• **Work to be completed**
Give the listing below again in full, exactly as written.
════════
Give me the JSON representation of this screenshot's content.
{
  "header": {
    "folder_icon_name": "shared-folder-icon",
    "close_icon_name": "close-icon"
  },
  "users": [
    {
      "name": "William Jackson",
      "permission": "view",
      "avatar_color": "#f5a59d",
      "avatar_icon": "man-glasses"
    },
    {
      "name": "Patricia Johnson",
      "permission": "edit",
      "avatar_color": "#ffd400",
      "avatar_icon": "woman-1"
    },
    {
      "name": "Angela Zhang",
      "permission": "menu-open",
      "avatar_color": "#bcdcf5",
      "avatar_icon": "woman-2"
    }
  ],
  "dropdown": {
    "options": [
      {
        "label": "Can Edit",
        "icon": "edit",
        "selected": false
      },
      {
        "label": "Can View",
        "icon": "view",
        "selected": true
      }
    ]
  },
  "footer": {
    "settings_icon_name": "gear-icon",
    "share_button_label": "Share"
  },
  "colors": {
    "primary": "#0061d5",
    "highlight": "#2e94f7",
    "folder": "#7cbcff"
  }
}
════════
• **Response area**
Give me the JSON representation of this screenshot's content.
{
  "header": {
    "folder_icon_name": "shared-folder-icon",
    "close_icon_name": "close-icon"
  },
  "users": [
    {
      "name": "William Jackson",
      "permission": "view",
      "avatar_color": "#f5a59d",
      "avatar_icon": "man-glasses"
    },
    {
      "name": "Patricia Johnson",
      "permission": "edit",
      "avatar_color": "#ffd400",
      "avatar_icon": "woman-1"
    },
    {
      "name": "Angela Zhang",
      "permission": "menu-open",
      "avatar_color": "#bcdcf5",
      "avatar_icon": "woman-2"
    }
  ],
  "dropdown": {
    "options": [
      {
        "label": "Can Edit",
        "icon": "edit",
        "selected": false
      },
      {
        "label": "Can View",
        "icon": "view",
        "selected": true
      }
    ]
  },
  "footer": {
    "settings_icon_name": "gear-icon",
    "share_button_label": "Share"
  },
  "colors": {
    "primary": "#0061d5",
    "highlight": "#2e94f7",
    "folder": "#7cbcff"
  }
}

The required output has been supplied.